**Your objective**
Whenever a line contains the string "title", copy it out of the entries.

━━━━━━━━━━━━━━━━

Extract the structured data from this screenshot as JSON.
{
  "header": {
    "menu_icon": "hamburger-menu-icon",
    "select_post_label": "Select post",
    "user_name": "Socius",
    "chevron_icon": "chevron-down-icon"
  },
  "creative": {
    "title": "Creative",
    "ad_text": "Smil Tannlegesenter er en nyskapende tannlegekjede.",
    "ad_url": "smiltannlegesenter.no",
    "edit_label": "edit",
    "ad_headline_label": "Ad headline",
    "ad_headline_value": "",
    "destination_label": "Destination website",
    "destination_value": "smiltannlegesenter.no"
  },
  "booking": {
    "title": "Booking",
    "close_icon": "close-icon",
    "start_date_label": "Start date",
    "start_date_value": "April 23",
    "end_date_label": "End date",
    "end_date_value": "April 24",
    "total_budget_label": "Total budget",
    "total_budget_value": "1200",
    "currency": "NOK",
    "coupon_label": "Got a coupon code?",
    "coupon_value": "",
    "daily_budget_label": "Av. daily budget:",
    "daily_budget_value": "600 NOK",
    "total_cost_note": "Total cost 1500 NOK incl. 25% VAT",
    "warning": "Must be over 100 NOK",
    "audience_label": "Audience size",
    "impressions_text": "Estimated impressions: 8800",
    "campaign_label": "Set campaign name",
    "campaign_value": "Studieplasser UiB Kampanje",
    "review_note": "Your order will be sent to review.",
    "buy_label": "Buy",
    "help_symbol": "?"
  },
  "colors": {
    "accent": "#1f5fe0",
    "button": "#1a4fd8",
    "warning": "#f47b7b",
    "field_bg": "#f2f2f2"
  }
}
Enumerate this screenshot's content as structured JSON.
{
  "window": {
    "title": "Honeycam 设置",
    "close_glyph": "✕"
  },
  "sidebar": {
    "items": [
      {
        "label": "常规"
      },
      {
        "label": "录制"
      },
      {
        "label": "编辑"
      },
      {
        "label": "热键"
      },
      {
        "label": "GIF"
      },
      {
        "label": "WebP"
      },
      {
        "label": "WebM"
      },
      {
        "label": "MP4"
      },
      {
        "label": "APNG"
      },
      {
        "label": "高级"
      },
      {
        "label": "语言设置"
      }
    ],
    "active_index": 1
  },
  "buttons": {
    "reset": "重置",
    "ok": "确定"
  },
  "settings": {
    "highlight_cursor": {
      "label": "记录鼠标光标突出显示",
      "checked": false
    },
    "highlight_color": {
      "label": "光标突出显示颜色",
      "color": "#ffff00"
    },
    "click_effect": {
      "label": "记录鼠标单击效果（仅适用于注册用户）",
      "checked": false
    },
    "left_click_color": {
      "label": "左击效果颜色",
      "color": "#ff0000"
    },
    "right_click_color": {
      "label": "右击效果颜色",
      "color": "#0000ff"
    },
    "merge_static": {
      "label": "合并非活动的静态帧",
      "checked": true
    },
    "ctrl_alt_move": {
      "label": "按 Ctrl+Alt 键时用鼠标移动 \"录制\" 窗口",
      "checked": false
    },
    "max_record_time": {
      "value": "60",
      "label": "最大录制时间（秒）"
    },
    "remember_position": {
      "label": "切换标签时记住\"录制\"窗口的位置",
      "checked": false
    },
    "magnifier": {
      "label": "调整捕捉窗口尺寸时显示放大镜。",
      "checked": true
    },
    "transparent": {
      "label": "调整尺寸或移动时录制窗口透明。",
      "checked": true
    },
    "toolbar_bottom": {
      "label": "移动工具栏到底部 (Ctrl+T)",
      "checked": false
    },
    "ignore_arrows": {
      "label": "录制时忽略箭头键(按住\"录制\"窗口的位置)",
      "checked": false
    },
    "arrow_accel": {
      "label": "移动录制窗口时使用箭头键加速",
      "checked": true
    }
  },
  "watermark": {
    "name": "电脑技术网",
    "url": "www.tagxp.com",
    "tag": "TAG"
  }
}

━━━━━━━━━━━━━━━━

**Result of this exercise**
    "title": "Creative",
    "title": "Booking",
    "title": "Honeycam 设置",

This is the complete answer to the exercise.